If your company has been running for at least six months, then by the standards of some business financing options you have officially left the world of startups and have become an operating small business. This opens up a wide array of loans for small businesses that are generally not available to startup businesses.
What Are My Small Business Loan Options?
Depending on the actual length of time your business has been open, these solutions can range from traditional unsecured business loans or online small business loans backed by the Small Business Administration (or SBA, a U.S. government agency created to provide support to small businesses), to merchant cash advances or bank statement financing, to equipment leasing options.
Unsecured Small Business Loans
Unsecured small business loans are a good option for businesses that have been in operation for two years or more and have a good, established business credit profile.
Since these loans for small businesses are not tied to any collateral and is based primarily on credit worthiness and the ability to repay, interest rates may be higher than if you secure the loan with an asset. In addition to an unsecured small business loan (which would usually have a fixed interest rate and a set term to pay back the loan), there is also an option to obtain an unsecured business line of credit.
With a business line of credit you will only have to pay back the amount of the line you access at any given time, so if you need money for cash flow from time to time but don’t need a lump sum all at once, this can be a great choice. A business credit card is a form of an unsecured line of credit.
Merchant Cash Advance and Bank Statement Financing
Merchant cash advances and bank statement financing are two kinds of alternative business financing options that have grown in popularity. Since the Great Recession of 2009, unsecured lending has stayed rigid, making it difficult for small business to get the quick access to capital needed to rebound from economic lows. It’s more complicated for small business that haven’t been in operation for several years or if your business credit is poor or non-existent.
With a merchant cash advance, the lending institution will provide the business with an advance against future credit card or debit card sales. Bank statement financing is a business loan that takes into account your monthly business bank account balance as a determining factor in the approval process. The lender will review your credit, but even if you have bad credit you can still qualify for this loan for your small business if you have healthy daily balances in your business banking accounts.
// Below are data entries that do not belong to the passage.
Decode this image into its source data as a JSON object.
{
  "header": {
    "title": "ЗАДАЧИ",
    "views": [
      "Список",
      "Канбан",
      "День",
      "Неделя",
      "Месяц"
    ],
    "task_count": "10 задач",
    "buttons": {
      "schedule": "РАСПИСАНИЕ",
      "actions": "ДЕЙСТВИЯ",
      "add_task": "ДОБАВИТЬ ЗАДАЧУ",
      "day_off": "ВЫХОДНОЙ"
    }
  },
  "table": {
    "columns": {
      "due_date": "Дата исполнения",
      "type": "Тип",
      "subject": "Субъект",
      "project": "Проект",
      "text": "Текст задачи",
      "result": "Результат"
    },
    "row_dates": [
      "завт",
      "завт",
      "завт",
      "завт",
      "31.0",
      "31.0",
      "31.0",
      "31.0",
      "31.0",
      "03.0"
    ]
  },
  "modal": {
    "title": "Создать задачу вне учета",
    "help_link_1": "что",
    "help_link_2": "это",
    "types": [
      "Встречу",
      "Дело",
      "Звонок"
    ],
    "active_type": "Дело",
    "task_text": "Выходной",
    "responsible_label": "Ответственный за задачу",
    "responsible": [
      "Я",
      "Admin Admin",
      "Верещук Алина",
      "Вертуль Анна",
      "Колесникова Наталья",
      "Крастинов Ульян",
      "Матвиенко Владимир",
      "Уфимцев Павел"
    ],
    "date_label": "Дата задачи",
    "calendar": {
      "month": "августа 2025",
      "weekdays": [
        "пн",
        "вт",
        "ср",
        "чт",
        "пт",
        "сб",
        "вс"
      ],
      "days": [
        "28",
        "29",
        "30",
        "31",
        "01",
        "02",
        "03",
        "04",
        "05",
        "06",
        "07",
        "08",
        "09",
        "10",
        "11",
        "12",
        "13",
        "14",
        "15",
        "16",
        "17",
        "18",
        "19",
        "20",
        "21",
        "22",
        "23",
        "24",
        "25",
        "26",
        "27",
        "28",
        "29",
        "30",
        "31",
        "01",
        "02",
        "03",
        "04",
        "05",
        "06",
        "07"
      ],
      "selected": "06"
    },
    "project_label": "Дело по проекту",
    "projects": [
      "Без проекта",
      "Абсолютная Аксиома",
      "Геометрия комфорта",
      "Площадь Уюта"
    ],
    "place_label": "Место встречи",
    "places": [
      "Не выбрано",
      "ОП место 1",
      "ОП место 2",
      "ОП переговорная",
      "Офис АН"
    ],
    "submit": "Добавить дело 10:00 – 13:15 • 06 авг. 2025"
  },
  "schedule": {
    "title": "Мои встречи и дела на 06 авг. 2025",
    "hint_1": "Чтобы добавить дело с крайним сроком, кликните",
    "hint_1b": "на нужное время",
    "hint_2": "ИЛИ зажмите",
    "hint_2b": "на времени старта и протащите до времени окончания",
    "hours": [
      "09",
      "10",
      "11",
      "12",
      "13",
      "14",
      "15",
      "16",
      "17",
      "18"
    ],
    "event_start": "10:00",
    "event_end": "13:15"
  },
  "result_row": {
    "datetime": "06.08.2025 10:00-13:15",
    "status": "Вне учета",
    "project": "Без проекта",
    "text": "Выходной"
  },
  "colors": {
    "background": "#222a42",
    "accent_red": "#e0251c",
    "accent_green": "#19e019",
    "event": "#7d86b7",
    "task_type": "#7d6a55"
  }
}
This will give the lender confidence in the stability of your company and in your ability to repay the loan. Bank statement financing is not secured by any asset so it is considered a form of unsecured loan for small businesses.
Equipment Leasing and Sale Leaseback Options
Equipment leasing is very common for small businesses when the money you are looking to borrow for your company will be used for certain types of equipment. Leasing equipment allows you to keep on hand cash that you would have otherwise used for a lump sum purchase. Equipment leasing is not a small business loan, but rather another way to get the equipment that your business needs to operate without the huge out of pocket expense.
Sales leasebacks (the term is short for “sale-and-leaseback”) is something that can be used to generate cash when you already own the equipment outright. In this scenario, you can sell the equipment you own to a financial institution. That institution will then lease the same equipment back to you. While this does cause a small business owner to lose an existing asset, it can provide needed liquidity for immediate cash flow needs or for investing into growing the business.
What Online Small Business Loan Is Right For Me?
The online loan that is best for your small business will depend on the length of time you have been in business, your business credit profile (in certain cases your personal credit as well), the purpose of the loan, the industry you are in, whether you accept credit card payments, and whether you have accounts payable, among other factors.